Sale of Personal Data

We also use cookies to personalize your experience on our websites, including by determining the most relevant content and advertisements to show you, and to monitor site traffic and performance, so that we may improve our websites and your experience. You may opt out of our use of such cookies (and the associated “sale” of your Personal Information) by using this toggle switch. You will still see some advertising, regardless of your selection. Because we do not track you across different devices, browsers and GEMG properties, your selection will take effect only on this browser, this device and this website.

Social Media Cookies

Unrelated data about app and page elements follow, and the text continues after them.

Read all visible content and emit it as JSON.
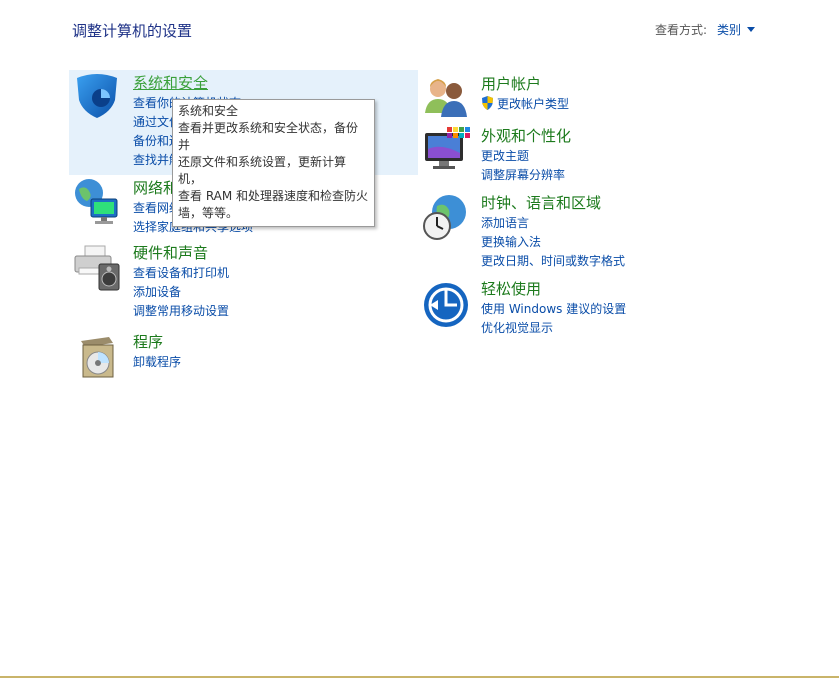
{
  "header": {
    "title": "调整计算机的设置",
    "view_by_label": "查看方式:",
    "view_by_value": "类别"
  },
  "categories": [
    {
      "title": "系统和安全",
      "icon": "shield-icon",
      "links": [
        "查看你的计算机状态",
        "通过文件历史记录保存你的文件备份副本",
        "备份和还原(Windows 7)",
        "查找并解决问题"
      ]
    },
    {
      "title": "网络和 Internet",
      "icon": "network-globe-icon",
      "links": [
        "查看网络状态和任务",
        "选择家庭组和共享选项"
      ]
    },
    {
      "title": "硬件和声音",
      "icon": "printer-speaker-icon",
      "links": [
        "查看设备和打印机",
        "添加设备",
        "调整常用移动设置"
      ]
    },
    {
      "title": "程序",
      "icon": "programs-disc-icon",
      "links": [
        "卸载程序"
      ]
    },
    {
      "title": "用户帐户",
      "icon": "users-icon",
      "links": [
        "更改帐户类型"
      ]
    },
    {
      "title": "外观和个性化",
      "icon": "monitor-palette-icon",
      "links": [
        "更改主题",
        "调整屏幕分辨率"
      ]
    },
    {
      "title": "时钟、语言和区域",
      "icon": "clock-globe-icon",
      "links": [
        "添加语言",
        "更换输入法",
        "更改日期、时间或数字格式"
      ]
    },
    {
      "title": "轻松使用",
      "icon": "ease-of-access-icon",
      "links": [
        "使用 Windows 建议的设置",
        "优化视觉显示"
      ]
    }
  ],
  "tooltip": {
    "lines": [
      "系统和安全",
      "查看并更改系统和安全状态，备份并",
      "还原文件和系统设置，更新计算机，",
      "查看 RAM 和处理器速度和检查防火",
      "墙，等等。"
    ]
  },
  "colors": {
    "category_title": "#1c7a1c",
    "link": "#0a4da8",
    "hover_background": "#e5f1fb",
    "page_title": "#1e3287"
  }
}
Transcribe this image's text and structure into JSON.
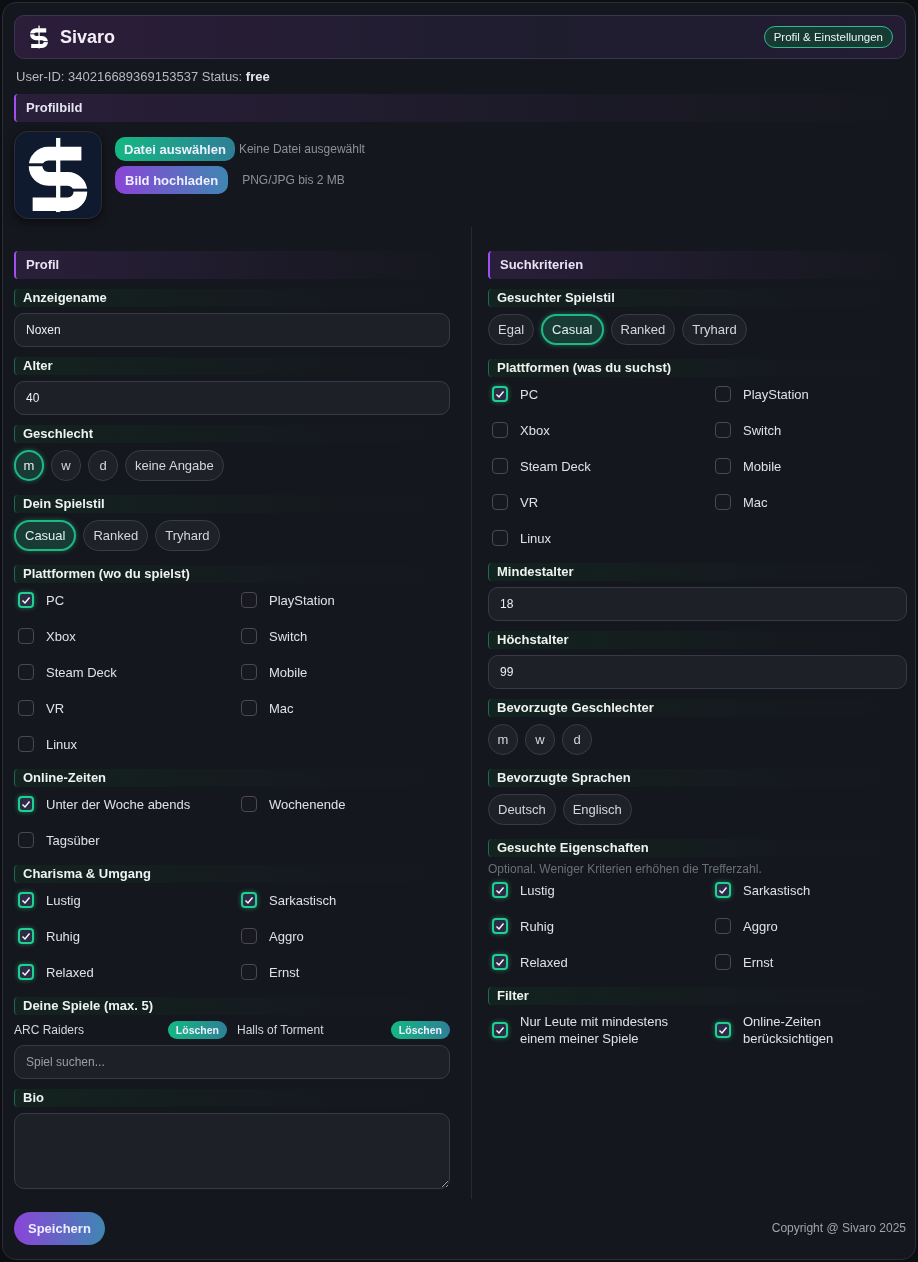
{
  "header": {
    "brand": "Sivaro",
    "button": "Profil & Einstellungen"
  },
  "user_line": "User-ID: 340216689369153537 Status: **free**",
  "profile_picture": {
    "title": "Profilbild",
    "choose_button": "Datei auswählen",
    "file_status": "Keine Datei ausgewählt",
    "upload_button": "Bild hochladen",
    "hint": "PNG/JPG bis 2 MB"
  },
  "columns": [
    {
      "title": "Profil",
      "fields": [
        {
          "kind": "text",
          "label": "Anzeigename",
          "value": "Noxen"
        },
        {
          "kind": "text",
          "label": "Alter",
          "value": "40"
        },
        {
          "kind": "chips",
          "label": "Geschlecht",
          "options": [
            {
              "label": "m",
              "selected": true
            },
            {
              "label": "w",
              "selected": false
            },
            {
              "label": "d",
              "selected": false
            },
            {
              "label": "keine Angabe",
              "selected": false
            }
          ]
        },
        {
          "kind": "chips",
          "label": "Dein Spielstil",
          "options": [
            {
              "label": "Casual",
              "selected": true
            },
            {
              "label": "Ranked",
              "selected": false
            },
            {
              "label": "Tryhard",
              "selected": false
            }
          ]
        },
        {
          "kind": "checks",
          "label": "Plattformen (wo du spielst)",
          "options": [
            {
              "label": "PC",
              "checked": true
            },
            {
              "label": "PlayStation",
              "checked": false
            },
            {
              "label": "Xbox",
              "checked": false
            },
            {
              "label": "Switch",
              "checked": false
            },
            {
              "label": "Steam Deck",
              "checked": false
            },
            {
              "label": "Mobile",
              "checked": false
            },
            {
              "label": "VR",
              "checked": false
            },
            {
              "label": "Mac",
              "checked": false
            },
            {
              "label": "Linux",
              "checked": false
            }
          ]
        },
        {
          "kind": "checks",
          "label": "Online-Zeiten",
          "options": [
            {
              "label": "Unter der Woche abends",
              "checked": true
            },
            {
              "label": "Wochenende",
              "checked": false
            },
            {
              "label": "Tagsüber",
              "checked": false
            }
          ]
        },
        {
          "kind": "checks",
          "label": "Charisma & Umgang",
          "options": [
            {
              "label": "Lustig",
              "checked": true
            },
            {
              "label": "Sarkastisch",
              "checked": true
            },
            {
              "label": "Ruhig",
              "checked": true
            },
            {
              "label": "Aggro",
              "checked": false
            },
            {
              "label": "Relaxed",
              "checked": true
            },
            {
              "label": "Ernst",
              "checked": false
            }
          ]
        },
        {
          "kind": "games",
          "label": "Deine Spiele (max. 5)",
          "games": [
            {
              "name": "ARC Raiders",
              "button": "Löschen"
            },
            {
              "name": "Halls of Torment",
              "button": "Löschen"
            }
          ],
          "placeholder": "Spiel suchen..."
        },
        {
          "kind": "textarea",
          "label": "Bio"
        }
      ]
    },
    {
      "title": "Suchkriterien",
      "fields": [
        {
          "kind": "chips",
          "label": "Gesuchter Spielstil",
          "options": [
            {
              "label": "Egal",
              "selected": false
            },
            {
              "label": "Casual",
              "selected": true
            },
            {
              "label": "Ranked",
              "selected": false
            },
            {
              "label": "Tryhard",
              "selected": false
            }
          ]
        },
        {
          "kind": "checks",
          "label": "Plattformen (was du suchst)",
          "options": [
            {
              "label": "PC",
              "checked": true
            },
            {
              "label": "PlayStation",
              "checked": false
            },
            {
              "label": "Xbox",
              "checked": false
            },
            {
              "label": "Switch",
              "checked": false
            },
            {
              "label": "Steam Deck",
              "checked": false
            },
            {
              "label": "Mobile",
              "checked": false
            },
            {
              "label": "VR",
              "checked": false
            },
            {
              "label": "Mac",
              "checked": false
            },
            {
              "label": "Linux",
              "checked": false
            }
          ]
        },
        {
          "kind": "text",
          "label": "Mindestalter",
          "value": "18"
        },
        {
          "kind": "text",
          "label": "Höchstalter",
          "value": "99"
        },
        {
          "kind": "chips",
          "label": "Bevorzugte Geschlechter",
          "options": [
            {
              "label": "m",
              "selected": false
            },
            {
              "label": "w",
              "selected": false
            },
            {
              "label": "d",
              "selected": false
            }
          ]
        },
        {
          "kind": "chips",
          "label": "Bevorzugte Sprachen",
          "options": [
            {
              "label": "Deutsch",
              "selected": false
            },
            {
              "label": "Englisch",
              "selected": false
            }
          ]
        },
        {
          "kind": "checks",
          "label": "Gesuchte Eigenschaften",
          "note": "Optional. Weniger Kriterien erhöhen die Trefferzahl.",
          "options": [
            {
              "label": "Lustig",
              "checked": true
            },
            {
              "label": "Sarkastisch",
              "checked": true
            },
            {
              "label": "Ruhig",
              "checked": true
            },
            {
              "label": "Aggro",
              "checked": false
            },
            {
              "label": "Relaxed",
              "checked": true
            },
            {
              "label": "Ernst",
              "checked": false
            }
          ]
        },
        {
          "kind": "checks",
          "label": "Filter",
          "options": [
            {
              "label": "Nur Leute mit mindestens einem meiner Spiele",
              "checked": true
            },
            {
              "label": "Online-Zeiten berücksichtigen",
              "checked": true
            }
          ]
        }
      ]
    }
  ],
  "save_button": "Speichern",
  "copyright": "Copyright @ Sivaro 2025"
}
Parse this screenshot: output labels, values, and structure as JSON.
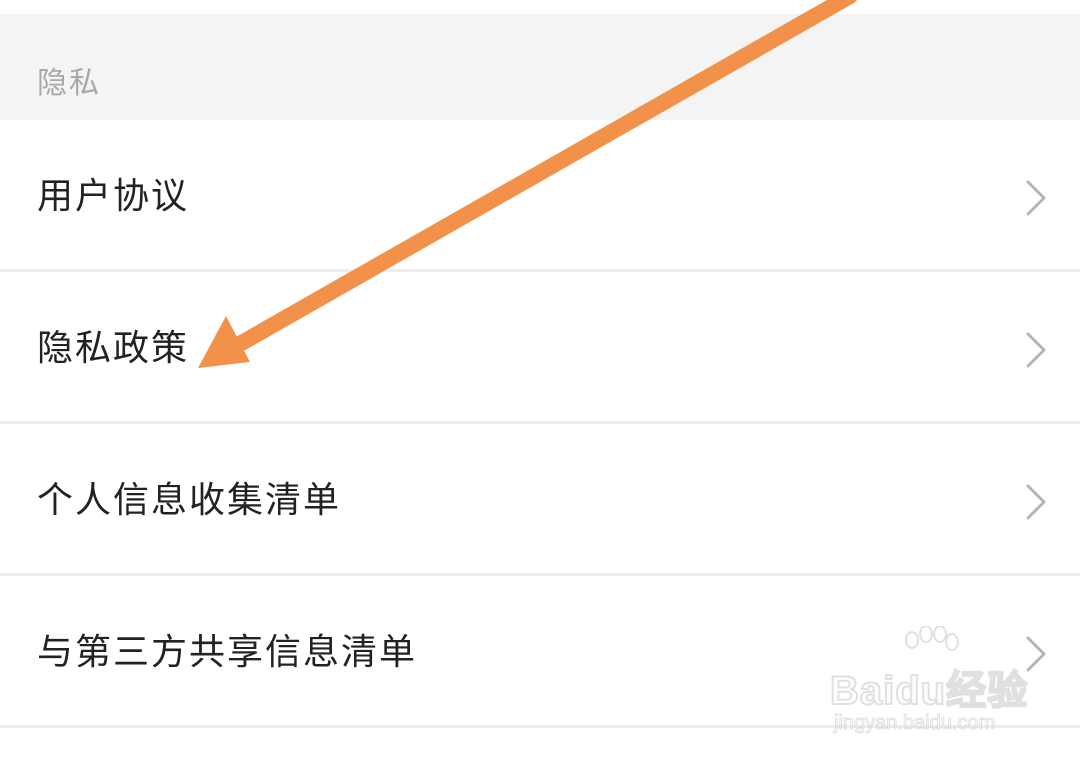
{
  "section": {
    "title": "隐私"
  },
  "menu": {
    "items": [
      {
        "label": "用户协议",
        "icon": "chevron-right-icon"
      },
      {
        "label": "隐私政策",
        "icon": "chevron-right-icon"
      },
      {
        "label": "个人信息收集清单",
        "icon": "chevron-right-icon"
      },
      {
        "label": "与第三方共享信息清单",
        "icon": "chevron-right-icon"
      }
    ]
  },
  "annotation": {
    "type": "arrow",
    "color": "#f2924a",
    "points_to": "隐私政策"
  },
  "watermark": {
    "logo_text": "Baidu经验",
    "sub_text": "jingyan.baidu.com"
  },
  "colors": {
    "section_bg": "#f4f4f4",
    "section_text": "#a9a9a9",
    "item_text": "#222222",
    "divider": "#ededed",
    "chevron": "#b5b5b5"
  }
}
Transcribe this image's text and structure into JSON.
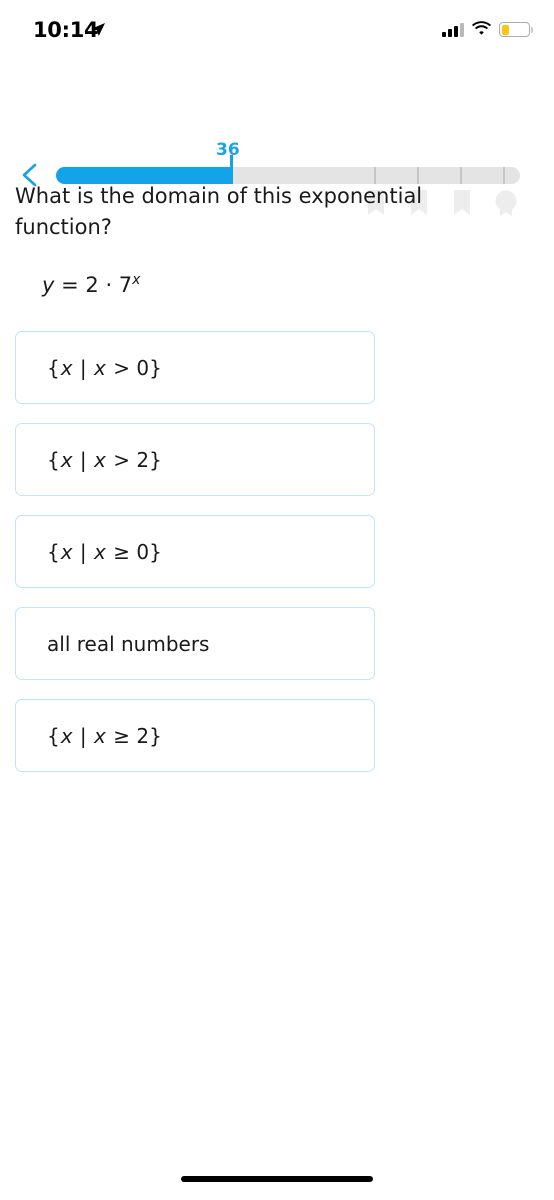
{
  "status_bar": {
    "time": "10:14",
    "location_icon": "location-arrow-icon",
    "signal_icon": "cellular-signal-icon",
    "wifi_icon": "wifi-icon",
    "battery_icon": "battery-low-power-icon",
    "battery_color": "#fcc418"
  },
  "header": {
    "back_icon": "chevron-left-icon",
    "progress_value": "36",
    "progress_percent": 37.7,
    "accent_color": "#12a3e8",
    "track_color": "#e4e4e4",
    "milestones": [
      {
        "icon": "ribbon-badge-icon"
      },
      {
        "icon": "ribbon-badge-icon"
      },
      {
        "icon": "ribbon-badge-icon"
      },
      {
        "icon": "trophy-medal-icon"
      }
    ]
  },
  "question": {
    "prompt": "What is the domain of this exponential function?",
    "equation": {
      "lhs": "y",
      "relation": " = ",
      "coefficient": "2",
      "operator": " · ",
      "base": "7",
      "exponent": "x"
    }
  },
  "options": [
    {
      "id": "opt-1",
      "text": "{x | x > 0}",
      "prefix": "{",
      "var1": "x",
      "mid": " | ",
      "var2": "x",
      "rel": " > 0}"
    },
    {
      "id": "opt-2",
      "text": "{x | x > 2}",
      "prefix": "{",
      "var1": "x",
      "mid": " | ",
      "var2": "x",
      "rel": " > 2}"
    },
    {
      "id": "opt-3",
      "text": "{x | x ≥ 0}",
      "prefix": "{",
      "var1": "x",
      "mid": " | ",
      "var2": "x",
      "rel": " ≥ 0}"
    },
    {
      "id": "opt-4",
      "text": "all real numbers",
      "plain": true
    },
    {
      "id": "opt-5",
      "text": "{x | x ≥ 2}",
      "prefix": "{",
      "var1": "x",
      "mid": " | ",
      "var2": "x",
      "rel": " ≥ 2}"
    }
  ],
  "border_color": "#bfe5f8"
}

We also use cookies to personalize your experience on our websites, including by determining the most relevant content and advertisements to show you, and to monitor site traffic and performance, so that we may improve our websites and your experience. You may opt out of our use of such cookies (and the associated “sale” of your Personal Information) by using this toggle switch. You will still see some advertising, regardless of your selection. Because we do not track you across different devices, browsers and GEMG properties, your selection will take effect only on this browser, this device and this website.

Targeting Cookies

We also use cookies to personalize your experience on our websites, including by determining the most relevant content and advertisements to show you, and to monitor site traffic and performance, so that we may improve our websites and your experience. You may opt out of our use of such cookies (and the associated “sale” of your Personal Information) by using this toggle switch. You will still see some advertising, regardless of your selection. Because we do not track you across different devices, browsers and GEMG properties, your selection will take effect only on this browser, this device and this website.